YOUR OBJECTIVE: An exact reproduction of the data below is the required answer.

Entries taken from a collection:

+ + + + +

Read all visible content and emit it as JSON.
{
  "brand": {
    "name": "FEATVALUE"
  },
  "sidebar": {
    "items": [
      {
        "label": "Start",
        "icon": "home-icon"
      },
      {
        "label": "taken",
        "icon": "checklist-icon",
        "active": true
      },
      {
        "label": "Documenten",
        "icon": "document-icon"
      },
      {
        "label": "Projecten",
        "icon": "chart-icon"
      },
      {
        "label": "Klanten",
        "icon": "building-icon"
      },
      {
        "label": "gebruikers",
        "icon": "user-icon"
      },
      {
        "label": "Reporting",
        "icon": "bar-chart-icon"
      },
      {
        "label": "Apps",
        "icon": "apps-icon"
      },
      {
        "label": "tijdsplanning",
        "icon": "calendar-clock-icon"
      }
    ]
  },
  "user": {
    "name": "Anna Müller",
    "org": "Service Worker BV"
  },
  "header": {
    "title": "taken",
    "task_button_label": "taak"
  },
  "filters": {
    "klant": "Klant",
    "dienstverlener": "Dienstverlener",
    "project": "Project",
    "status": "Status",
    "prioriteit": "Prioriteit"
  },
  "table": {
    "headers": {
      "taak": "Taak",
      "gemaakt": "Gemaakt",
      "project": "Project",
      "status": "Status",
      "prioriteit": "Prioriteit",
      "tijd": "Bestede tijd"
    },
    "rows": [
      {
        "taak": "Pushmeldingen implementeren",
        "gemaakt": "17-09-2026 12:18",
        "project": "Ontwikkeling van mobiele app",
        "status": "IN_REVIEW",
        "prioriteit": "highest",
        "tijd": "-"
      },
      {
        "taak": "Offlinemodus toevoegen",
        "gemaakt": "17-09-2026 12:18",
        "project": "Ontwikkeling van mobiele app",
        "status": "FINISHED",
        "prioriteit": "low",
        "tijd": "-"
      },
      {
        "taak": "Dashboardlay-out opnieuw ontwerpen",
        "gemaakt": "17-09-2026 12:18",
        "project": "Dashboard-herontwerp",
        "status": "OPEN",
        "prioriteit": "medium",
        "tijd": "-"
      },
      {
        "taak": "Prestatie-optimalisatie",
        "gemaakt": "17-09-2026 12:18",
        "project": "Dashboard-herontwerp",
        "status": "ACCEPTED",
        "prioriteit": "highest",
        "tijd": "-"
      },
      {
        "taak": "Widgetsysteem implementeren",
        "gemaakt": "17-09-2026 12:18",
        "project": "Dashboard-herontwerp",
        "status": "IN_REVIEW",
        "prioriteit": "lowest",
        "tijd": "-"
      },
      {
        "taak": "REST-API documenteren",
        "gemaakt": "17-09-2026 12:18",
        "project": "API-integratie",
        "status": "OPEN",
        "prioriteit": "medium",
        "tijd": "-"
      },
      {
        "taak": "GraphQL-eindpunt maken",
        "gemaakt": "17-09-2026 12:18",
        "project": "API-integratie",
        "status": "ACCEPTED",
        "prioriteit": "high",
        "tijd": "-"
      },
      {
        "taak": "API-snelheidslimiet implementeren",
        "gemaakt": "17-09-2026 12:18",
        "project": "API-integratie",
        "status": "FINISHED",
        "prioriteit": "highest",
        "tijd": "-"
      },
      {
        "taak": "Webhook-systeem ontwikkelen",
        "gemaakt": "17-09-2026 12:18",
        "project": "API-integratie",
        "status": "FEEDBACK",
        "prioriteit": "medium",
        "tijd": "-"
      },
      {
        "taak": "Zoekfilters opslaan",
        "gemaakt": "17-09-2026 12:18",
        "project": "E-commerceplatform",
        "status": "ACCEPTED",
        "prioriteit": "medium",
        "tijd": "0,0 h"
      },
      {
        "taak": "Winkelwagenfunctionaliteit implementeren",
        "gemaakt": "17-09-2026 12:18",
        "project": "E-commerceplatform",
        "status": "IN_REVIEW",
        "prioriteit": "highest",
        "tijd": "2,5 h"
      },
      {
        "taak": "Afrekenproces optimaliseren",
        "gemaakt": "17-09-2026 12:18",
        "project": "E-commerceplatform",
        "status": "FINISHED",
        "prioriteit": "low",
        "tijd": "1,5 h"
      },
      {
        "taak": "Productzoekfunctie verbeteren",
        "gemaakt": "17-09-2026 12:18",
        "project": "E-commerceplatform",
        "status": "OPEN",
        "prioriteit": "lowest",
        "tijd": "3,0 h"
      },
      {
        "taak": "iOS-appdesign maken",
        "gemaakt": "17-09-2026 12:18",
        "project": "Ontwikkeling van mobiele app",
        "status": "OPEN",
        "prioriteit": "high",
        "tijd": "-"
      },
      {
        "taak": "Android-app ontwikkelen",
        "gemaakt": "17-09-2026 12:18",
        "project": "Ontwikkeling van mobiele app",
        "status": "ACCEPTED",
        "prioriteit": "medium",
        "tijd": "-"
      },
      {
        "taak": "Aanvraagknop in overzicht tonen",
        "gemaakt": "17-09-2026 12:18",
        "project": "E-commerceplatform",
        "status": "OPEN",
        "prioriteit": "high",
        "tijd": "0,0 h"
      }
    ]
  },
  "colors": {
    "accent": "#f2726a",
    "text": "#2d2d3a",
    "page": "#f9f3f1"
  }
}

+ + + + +

ANSWER TO THIS PROBLEM:
Read all visible content and emit it as JSON.
{
  "brand": {
    "name": "FEATVALUE"
  },
  "sidebar": {
    "items": [
      {
        "label": "Start",
        "icon": "home-icon"
      },
      {
        "label": "taken",
        "icon": "checklist-icon",
        "active": true
      },
      {
        "label": "Documenten",
        "icon": "document-icon"
      },
      {
        "label": "Projecten",
        "icon": "chart-icon"
      },
      {
        "label": "Klanten",
        "icon": "building-icon"
      },
      {
        "label": "gebruikers",
        "icon": "user-icon"
      },
      {
        "label": "Reporting",
        "icon": "bar-chart-icon"
      },
      {
        "label": "Apps",
        "icon": "apps-icon"
      },
      {
        "label": "tijdsplanning",
        "icon": "calendar-clock-icon"
      }
    ]
  },
  "user": {
    "name": "Anna Müller",
    "org": "Service Worker BV"
  },
  "header": {
    "title": "taken",
    "task_button_label": "taak"
  },
  "filters": {
    "klant": "Klant",
    "dienstverlener": "Dienstverlener",
    "project": "Project",
    "status": "Status",
    "prioriteit": "Prioriteit"
  },
  "table": {
    "headers": {
      "taak": "Taak",
      "gemaakt": "Gemaakt",
      "project": "Project",
      "status": "Status",
      "prioriteit": "Prioriteit",
      "tijd": "Bestede tijd"
    },
    "rows": [
      {
        "taak": "Pushmeldingen implementeren",
        "gemaakt": "17-09-2026 12:18",
        "project": "Ontwikkeling van mobiele app",
        "status": "IN_REVIEW",
        "prioriteit": "highest",
        "tijd": "-"
      },
      {
        "taak": "Offlinemodus toevoegen",
        "gemaakt": "17-09-2026 12:18",
        "project": "Ontwikkeling van mobiele app",
        "status": "FINISHED",
        "prioriteit": "low",
        "tijd": "-"
      },
      {
        "taak": "Dashboardlay-out opnieuw ontwerpen",
        "gemaakt": "17-09-2026 12:18",
        "project": "Dashboard-herontwerp",
        "status": "OPEN",
        "prioriteit": "medium",
        "tijd": "-"
      },
      {
        "taak": "Prestatie-optimalisatie",
        "gemaakt": "17-09-2026 12:18",
        "project": "Dashboard-herontwerp",
        "status": "ACCEPTED",
        "prioriteit": "highest",
        "tijd": "-"
      },
      {
        "taak": "Widgetsysteem implementeren",
        "gemaakt": "17-09-2026 12:18",
        "project": "Dashboard-herontwerp",
        "status": "IN_REVIEW",
        "prioriteit": "lowest",
        "tijd": "-"
      },
      {
        "taak": "REST-API documenteren",
        "gemaakt": "17-09-2026 12:18",
        "project": "API-integratie",
        "status": "OPEN",
        "prioriteit": "medium",
        "tijd": "-"
      },
      {
        "taak": "GraphQL-eindpunt maken",
        "gemaakt": "17-09-2026 12:18",
        "project": "API-integratie",
        "status": "ACCEPTED",
        "prioriteit": "high",
        "tijd": "-"
      },
      {
        "taak": "API-snelheidslimiet implementeren",
        "gemaakt": "17-09-2026 12:18",
        "project": "API-integratie",
        "status": "FINISHED",
        "prioriteit": "highest",
        "tijd": "-"
      },
      {
        "taak": "Webhook-systeem ontwikkelen",
        "gemaakt": "17-09-2026 12:18",
        "project": "API-integratie",
        "status": "FEEDBACK",
        "prioriteit": "medium",
        "tijd": "-"
      },
      {
        "taak": "Zoekfilters opslaan",
        "gemaakt": "17-09-2026 12:18",
        "project": "E-commerceplatform",
        "status": "ACCEPTED",
        "prioriteit": "medium",
        "tijd": "0,0 h"
      },
      {
        "taak": "Winkelwagenfunctionaliteit implementeren",
        "gemaakt": "17-09-2026 12:18",
        "project": "E-commerceplatform",
        "status": "IN_REVIEW",
        "prioriteit": "highest",
        "tijd": "2,5 h"
      },
      {
        "taak": "Afrekenproces optimaliseren",
        "gemaakt": "17-09-2026 12:18",
        "project": "E-commerceplatform",
        "status": "FINISHED",
        "prioriteit": "low",
        "tijd": "1,5 h"
      },
      {
        "taak": "Productzoekfunctie verbeteren",
        "gemaakt": "17-09-2026 12:18",
        "project": "E-commerceplatform",
        "status": "OPEN",
        "prioriteit": "lowest",
        "tijd": "3,0 h"
      },
      {
        "taak": "iOS-appdesign maken",
        "gemaakt": "17-09-2026 12:18",
        "project": "Ontwikkeling van mobiele app",
        "status": "OPEN",
        "prioriteit": "high",
        "tijd": "-"
      },
      {
        "taak": "Android-app ontwikkelen",
        "gemaakt": "17-09-2026 12:18",
        "project": "Ontwikkeling van mobiele app",
        "status": "ACCEPTED",
        "prioriteit": "medium",
        "tijd": "-"
      },
      {
        "taak": "Aanvraagknop in overzicht tonen",
        "gemaakt": "17-09-2026 12:18",
        "project": "E-commerceplatform",
        "status": "OPEN",
        "prioriteit": "high",
        "tijd": "0,0 h"
      }
    ]
  },
  "colors": {
    "accent": "#f2726a",
    "text": "#2d2d3a",
    "page": "#f9f3f1"
  }
}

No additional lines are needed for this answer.